> Your assignment
Look over the material for the string "JSON". Copy every line where it turns up.

> Available data
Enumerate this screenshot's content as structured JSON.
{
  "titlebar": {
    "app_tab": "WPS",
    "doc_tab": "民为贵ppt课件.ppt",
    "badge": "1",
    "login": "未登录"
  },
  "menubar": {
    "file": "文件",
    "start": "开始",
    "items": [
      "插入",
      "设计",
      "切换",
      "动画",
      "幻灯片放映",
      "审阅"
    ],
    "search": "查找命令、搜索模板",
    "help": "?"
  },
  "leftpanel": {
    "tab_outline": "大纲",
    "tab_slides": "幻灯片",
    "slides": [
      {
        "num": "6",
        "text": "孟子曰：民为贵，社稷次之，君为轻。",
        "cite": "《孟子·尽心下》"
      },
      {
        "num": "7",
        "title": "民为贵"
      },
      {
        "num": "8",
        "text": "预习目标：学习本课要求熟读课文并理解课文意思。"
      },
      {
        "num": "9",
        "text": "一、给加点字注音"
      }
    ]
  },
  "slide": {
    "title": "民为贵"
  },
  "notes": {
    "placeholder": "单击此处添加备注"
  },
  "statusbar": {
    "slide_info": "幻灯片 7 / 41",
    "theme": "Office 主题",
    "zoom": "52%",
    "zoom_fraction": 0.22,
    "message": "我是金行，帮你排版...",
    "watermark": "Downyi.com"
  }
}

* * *

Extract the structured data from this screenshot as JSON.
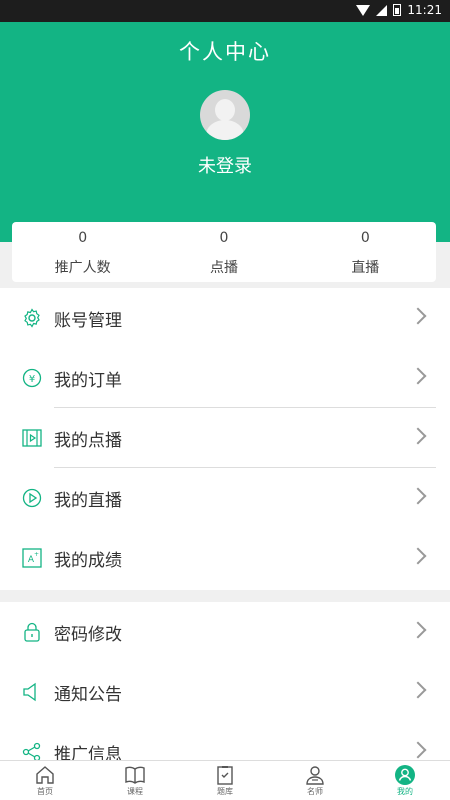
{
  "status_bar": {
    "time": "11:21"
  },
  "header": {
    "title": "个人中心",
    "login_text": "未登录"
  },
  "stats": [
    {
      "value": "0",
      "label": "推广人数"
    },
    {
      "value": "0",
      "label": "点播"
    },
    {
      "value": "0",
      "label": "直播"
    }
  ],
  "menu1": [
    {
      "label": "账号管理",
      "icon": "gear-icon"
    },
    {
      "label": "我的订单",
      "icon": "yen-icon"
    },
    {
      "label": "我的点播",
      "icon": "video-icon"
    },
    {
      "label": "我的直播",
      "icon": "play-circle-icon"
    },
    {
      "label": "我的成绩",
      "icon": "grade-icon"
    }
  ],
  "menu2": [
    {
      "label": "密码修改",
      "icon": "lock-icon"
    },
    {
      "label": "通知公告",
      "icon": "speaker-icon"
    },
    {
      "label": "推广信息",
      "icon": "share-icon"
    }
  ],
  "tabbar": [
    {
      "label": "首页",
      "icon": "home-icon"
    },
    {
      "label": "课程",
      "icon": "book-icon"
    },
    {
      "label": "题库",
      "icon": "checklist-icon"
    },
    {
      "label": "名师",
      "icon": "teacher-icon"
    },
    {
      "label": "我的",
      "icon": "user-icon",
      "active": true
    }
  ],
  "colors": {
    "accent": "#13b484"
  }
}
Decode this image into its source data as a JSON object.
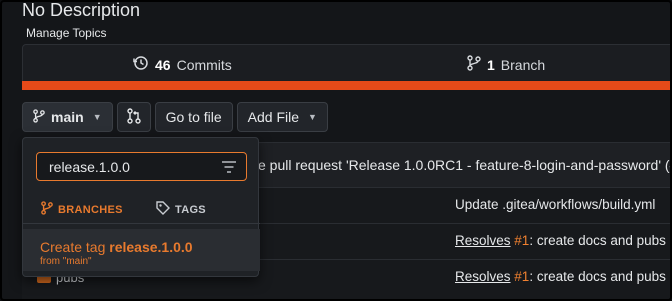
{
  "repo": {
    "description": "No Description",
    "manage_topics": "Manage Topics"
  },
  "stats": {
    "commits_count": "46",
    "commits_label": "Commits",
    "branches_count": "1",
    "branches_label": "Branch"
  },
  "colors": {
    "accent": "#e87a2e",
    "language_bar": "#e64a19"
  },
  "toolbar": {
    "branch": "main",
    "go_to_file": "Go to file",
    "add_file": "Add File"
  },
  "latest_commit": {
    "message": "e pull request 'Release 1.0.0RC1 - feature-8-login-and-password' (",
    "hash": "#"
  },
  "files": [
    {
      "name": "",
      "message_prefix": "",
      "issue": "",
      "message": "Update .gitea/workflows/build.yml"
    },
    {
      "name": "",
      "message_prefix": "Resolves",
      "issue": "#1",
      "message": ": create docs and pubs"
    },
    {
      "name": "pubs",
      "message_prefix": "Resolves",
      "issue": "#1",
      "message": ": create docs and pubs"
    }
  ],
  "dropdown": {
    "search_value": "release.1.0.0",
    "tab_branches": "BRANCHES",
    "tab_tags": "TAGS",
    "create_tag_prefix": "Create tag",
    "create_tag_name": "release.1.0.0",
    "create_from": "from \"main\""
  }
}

> Answer to the exercise
Enumerate this screenshot's content as structured JSON.
Extract the structured data from this screenshot as JSON.
Decode this image into its source data as a JSON object.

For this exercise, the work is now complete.